Warmer weather and longer hours of daylight in the upcoming months can dramatically change how we spend our time. Parts of our schedule may become more flexible and relaxed or life might become even busier. These and other factors can have implications for our eating patterns, hydration, physical activity, and sleep habits.
As with other times of transition, the move into summertime might benefit from a little fore-thought. Consider making a plan for taking care of yourself during the next few months. This could potentially result in more energy for what you want to be doing, a more positive mood, and better overall health. If summer gives you time to focus on and practice self-care, you may also be more likely to carry these positive habits into the fall and winter.
Warmer weather obviously means paying attention to hydration needs. Environmental heat and humidity warrant an increased intake of fluid. A body that is more active requires even more, especially around the time of exercise. Consuming fluids throughout the day can help to fill and maintain your fluid tank. About a half hour before an increase in physical activity, a good goal is to tuck in another 8 oz. During physical activity, try for at least 4-8 oz. every 15-20 minutes. After the activity, drink as much as you can comfortably over several hours.
Water is just as good as carb/electrolyte drinks for up to an hour of physical activity. For continuous exercise lasting longer than that, water and food sources of carbs/electrolytes or a sports drink can be helpful for providing additional fuel and for making fluid more available to the body.
Summer might also be a time to work on sleep habits. Adequate, high quality sleep is especially helpful if there has been an increase in physical activity. Hormones secreted during sleep can assist in muscle building and repair of body tissues damaged by exercise. They are also important for growth and development in children and teens. Unfortunately, when life gets busy, sleep often gets compromised. Being purposeful about adequate sleep can help you to better enjoy the summer months.
Longer hours of daylight allow for more options and time to be physically active outdoors. Consider the wide range of possibilities and plan for how to slip one or more in each day. Participating in various types of physical activity is not only better for your body, but can make it more pleasurable. Some activities can provide you with time alone while others can be more group oriented and social. Also come up with alternatives indoors if the weather does not cooperate and rain bumps out your original plan. To avoid the heat of mid-day, consider being more active early in the morning or later in the day.
When it comes to summer eating habits, the goal would be similar to other months of the year – eating within about an hour of waking and then every three hours or so throughout the day. This provides consistent fuel for the brain and body, as well as opportunities to get in needed nutrients. Since summer may mean a looser daily schedule, an increase in activities that occur during typical meal times, and more social activities, this pattern may require some planning to accommodate potential obstacles.
To stay consistent with a healthy eating pattern and to have more control over your options, think about the day or week ahead and note when you may want to pack some meals and snacks. Make a list of some healthy foods that can be eaten on the go and put what you need on your grocery list. Plan to make some healthy one-dish meals that contain several food groups and can be made in bulk. These are handy for portable lunches and dinners when life gets busy.

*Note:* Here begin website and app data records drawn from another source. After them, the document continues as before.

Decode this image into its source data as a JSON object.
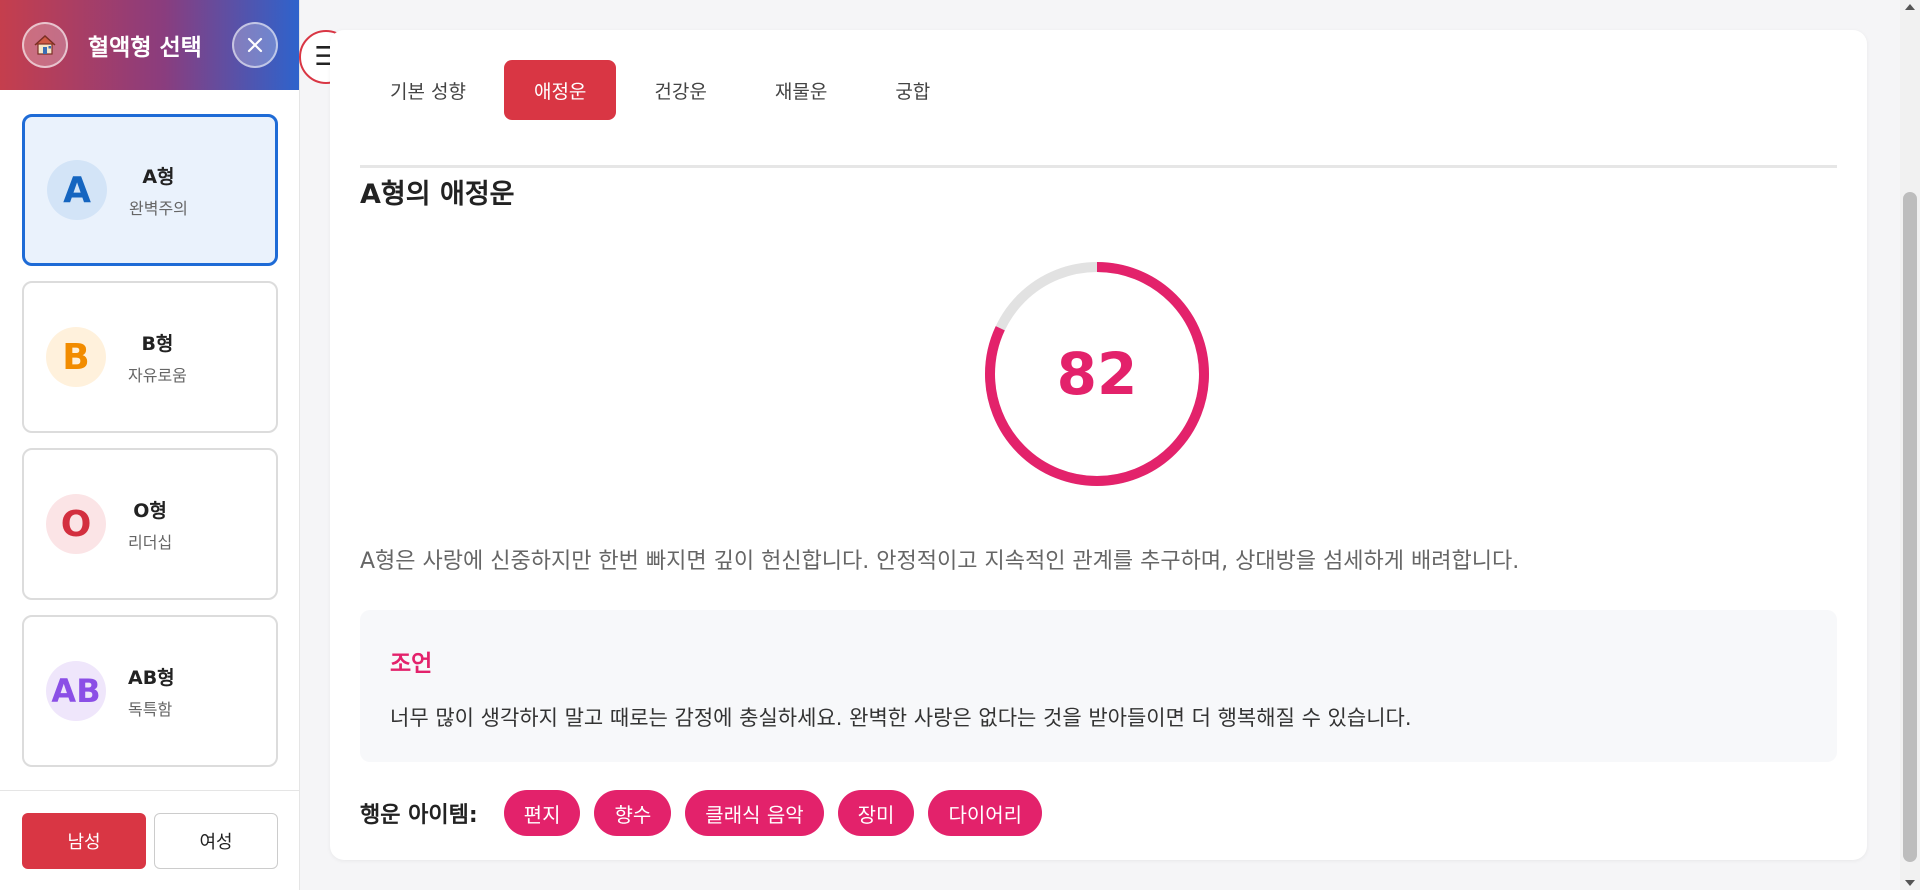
{
  "sidebar": {
    "title": "혈액형 선택",
    "types": [
      {
        "letter": "A",
        "name": "A형",
        "desc": "완벽주의",
        "color": "#1565c0",
        "bg": "#d3e4f7",
        "active": true
      },
      {
        "letter": "B",
        "name": "B형",
        "desc": "자유로움",
        "color": "#f28c00",
        "bg": "#fff1dc",
        "active": false
      },
      {
        "letter": "O",
        "name": "O형",
        "desc": "리더십",
        "color": "#d32f3f",
        "bg": "#fbe4e6",
        "active": false
      },
      {
        "letter": "AB",
        "name": "AB형",
        "desc": "독특함",
        "color": "#8b4fe6",
        "bg": "#efe6fb",
        "active": false
      }
    ],
    "gender": {
      "male": "남성",
      "female": "여성",
      "selected": "male"
    }
  },
  "tabs": [
    {
      "label": "기본 성향",
      "active": false
    },
    {
      "label": "애정운",
      "active": true
    },
    {
      "label": "건강운",
      "active": false
    },
    {
      "label": "재물운",
      "active": false
    },
    {
      "label": "궁합",
      "active": false
    }
  ],
  "main": {
    "title": "A형의 애정운",
    "score": 82,
    "score_max": 100,
    "description": "A형은 사랑에 신중하지만 한번 빠지면 깊이 헌신합니다. 안정적이고 지속적인 관계를 추구하며, 상대방을 섬세하게 배려합니다.",
    "advice": {
      "title": "조언",
      "text": "너무 많이 생각하지 말고 때로는 감정에 충실하세요. 완벽한 사랑은 없다는 것을 받아들이면 더 행복해질 수 있습니다."
    },
    "lucky": {
      "label": "행운 아이템:",
      "items": [
        "편지",
        "향수",
        "클래식 음악",
        "장미",
        "다이어리"
      ]
    }
  },
  "colors": {
    "accent": "#d93644",
    "score": "#e3226b",
    "track": "#e2e2e2",
    "selected_border": "#1e6bd6"
  },
  "icons": {
    "home": "house-icon",
    "close": "close-icon",
    "menu": "hamburger-menu-icon"
  }
}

Environmental temperatures also play a role in food choices. Less perishable foods tend to be a good choice at this time of year due to the warmer weather. Using a thermal pack or cooler would be important for more perishable foods and for cool beverages.

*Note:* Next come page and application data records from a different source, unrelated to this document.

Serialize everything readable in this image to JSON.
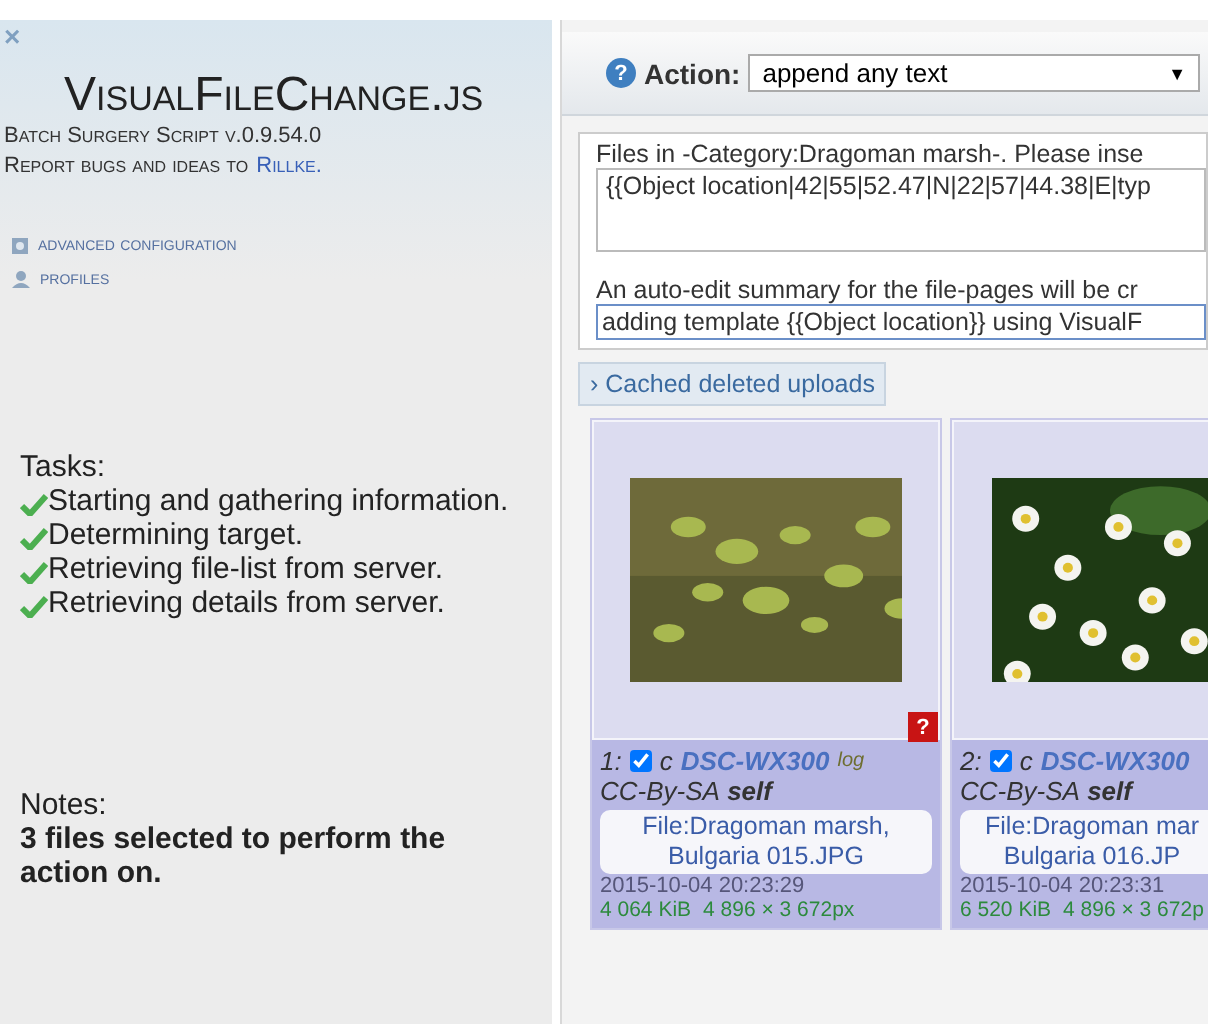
{
  "sidebar": {
    "close": "×",
    "title": "VisualFileChange.js",
    "version": "Batch Surgery Script v.0.9.54.0",
    "report": "Report bugs and ideas to",
    "author": "Rillke.",
    "links": [
      {
        "kind": "config",
        "label": "advanced configuration"
      },
      {
        "kind": "profiles",
        "label": "profiles"
      }
    ],
    "tasks_label": "Tasks:",
    "tasks": [
      {
        "label": "Starting and gathering information.",
        "done": true
      },
      {
        "label": "Determining target.",
        "done": true
      },
      {
        "label": "Retrieving file-list from server.",
        "done": true
      },
      {
        "label": "Retrieving details from server.",
        "done": true
      }
    ],
    "notes_label": "Notes:",
    "notes": "3 files selected to perform the action on."
  },
  "action": {
    "help": "?",
    "label": "Action:",
    "value": "append any text",
    "arrow": "▼"
  },
  "files_intro": "Files in -Category:Dragoman marsh-. Please inse",
  "text_value": "{{Object location|42|55|52.47|N|22|57|44.38|E|typ",
  "summary_intro": "An auto-edit summary for the file-pages will be cr",
  "summary_value": "adding template {{Object location}} using VisualF",
  "cached_button": "› Cached deleted uploads",
  "files": [
    {
      "kind": "marsh",
      "badge": "?",
      "index": "1:",
      "checked": true,
      "c": "c",
      "camera": "DSC-WX300",
      "tag": "log",
      "license": "CC-By-SA",
      "author": "self",
      "name": [
        "File:Dragoman marsh,",
        "Bulgaria 015.JPG"
      ],
      "date": "2015-10-04 20:23:29",
      "size": "4 064 KiB",
      "dims": "4 896 × 3 672px"
    },
    {
      "kind": "daisies",
      "index": "2:",
      "checked": true,
      "c": "c",
      "camera": "DSC-WX300",
      "license": "CC-By-SA",
      "author": "self",
      "name": [
        "File:Dragoman mar",
        "Bulgaria 016.JP"
      ],
      "date": "2015-10-04 20:23:31",
      "size": "6 520 KiB",
      "dims": "4 896 × 3 672p"
    }
  ]
}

Summer also means increased availability of local fresh fruits and vegetables. Since many Americans fall short in their intake of these healthy food groups, consider how you can increase your intake in the months ahead. Check out farmers markets and other sources of fresh produce in your area.
Social eating events tend to increase during the summer months and these do not always align with our health goals. They tend to offer foods higher in calories, saturated fat, processed meats, sodium, refined grains, and added sugars. Beverages choices offered might contain ingredients like added sugar, juice, and alcohol.
If you are trying to limit these less healthy and higher calorie options in your own diet, one idea might be to eat a light meal before attending and then just eat less at the event. If you are taking a food dish to the event, you could make a healthy one-dish recipe that you could then eat once you get there.
For beverages at the event, water is always an excellent choice. Otherwise, you could limit yourself to maybe one serving of a less healthy option as a treat and then go back to drinking water.
So, although summer provides a lot of great possibilities for attending to better health, it can also throw in some challenges. With a little planning, however, transitioning into summer can allow us to be at our best to enjoy all that summer has to offer.
Pam Stuppy, MS, RD, LD is a registered, licensed dietitian with nutrition counseling offices in York, ME and Portsmouth, NH. She has also been the nutritionist for Phillips Exeter Academy, presents workshops nationally, and provides guidance in sports nutrition. See www.pamstuppynutrition.com for more nutrition information, some healthy cooking tips, and recipe ideas.